Course description

Applying Economic Analysis


Firm managers routinely face situations in which valuable time and effort has to be expended in thinking systematically and hard about the different courses of action that may be pursued. Often decisions are taken in environments that are uncertain, but where institutions are fixed and the actions of others can be taken as given. Managers also take actions in strategic environments where the final outcome depends on the beliefs and actions of others and where this is common knowledge. In particular, managers will encounter situations in which they can impact on the rules of the game by creating incentives that shape the behavior of others. Economic analysis works out principles for rational decision-making in varying economic environments. Good management requires a thorough understanding of such principles, as well as a sensitivity to the challenges of implementing the principles.

This course introduces students to economic analysis as a tool for making decisions in a multitude of situations that are at the core of running of a firm. In support of lectures students will solve business cases; discover economic principles at work through participation in teaching experiments (either on the internet platform "Veconlab" or in the BI research lab); and work on computational tools that can be used directly in support of actual decision making. The course draws on recent advances in behavioral- and experimental economics to investigate the robustness and empirical content of economic analysis.

Course content

Different learning methods will be used in the course. These include lectures; case-work; partici-
pation in teaching experiments; and development of computational tools in support of managerial
decision making. Case-work will be discussed in class; there will be individual feedback on com-
putational tools and on performance in teaching experiments.

The course will cover the following topics:

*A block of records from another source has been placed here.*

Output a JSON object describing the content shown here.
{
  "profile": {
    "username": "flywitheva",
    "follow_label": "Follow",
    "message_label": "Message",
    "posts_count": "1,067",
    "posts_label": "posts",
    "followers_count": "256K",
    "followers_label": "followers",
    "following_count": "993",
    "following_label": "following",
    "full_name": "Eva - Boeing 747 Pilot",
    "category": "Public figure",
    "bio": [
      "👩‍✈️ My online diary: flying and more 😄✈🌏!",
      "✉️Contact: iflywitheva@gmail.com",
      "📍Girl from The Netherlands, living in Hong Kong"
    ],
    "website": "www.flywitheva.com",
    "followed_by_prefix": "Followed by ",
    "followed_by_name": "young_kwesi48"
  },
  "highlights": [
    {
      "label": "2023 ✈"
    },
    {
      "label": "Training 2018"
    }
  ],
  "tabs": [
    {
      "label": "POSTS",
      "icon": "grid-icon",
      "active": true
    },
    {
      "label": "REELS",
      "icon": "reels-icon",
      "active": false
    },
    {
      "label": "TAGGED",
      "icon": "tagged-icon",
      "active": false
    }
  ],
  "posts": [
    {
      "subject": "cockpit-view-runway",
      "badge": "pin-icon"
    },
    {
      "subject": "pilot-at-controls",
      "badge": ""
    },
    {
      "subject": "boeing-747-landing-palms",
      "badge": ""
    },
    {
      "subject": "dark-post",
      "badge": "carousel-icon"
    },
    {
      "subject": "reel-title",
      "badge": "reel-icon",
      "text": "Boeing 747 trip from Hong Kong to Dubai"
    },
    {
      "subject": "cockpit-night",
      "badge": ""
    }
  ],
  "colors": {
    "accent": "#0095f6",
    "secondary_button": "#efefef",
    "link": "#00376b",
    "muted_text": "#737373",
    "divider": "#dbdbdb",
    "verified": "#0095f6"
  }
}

  • Design of incentive systems (personell economics)
  • Optimal contract design
  • Bargaining for the allocation of scarce resources within and across firms
  • Investments and the hold up problem
  • Determination of production quantities and prices in different market structures
  • Network externalities and the economics of the internet
  • The relationship between ownership and incentives
  • Developing and using computational tools in support of actual decision-making (Excel and Python)
  • Insights from behavioral- and experimental economics

Learning outcome knowledge

After completing the course students should:

  • have knowledge of a relevant body of research in behavioral- and
    experimental economics.

Exam organisation

  • Written exam: 100%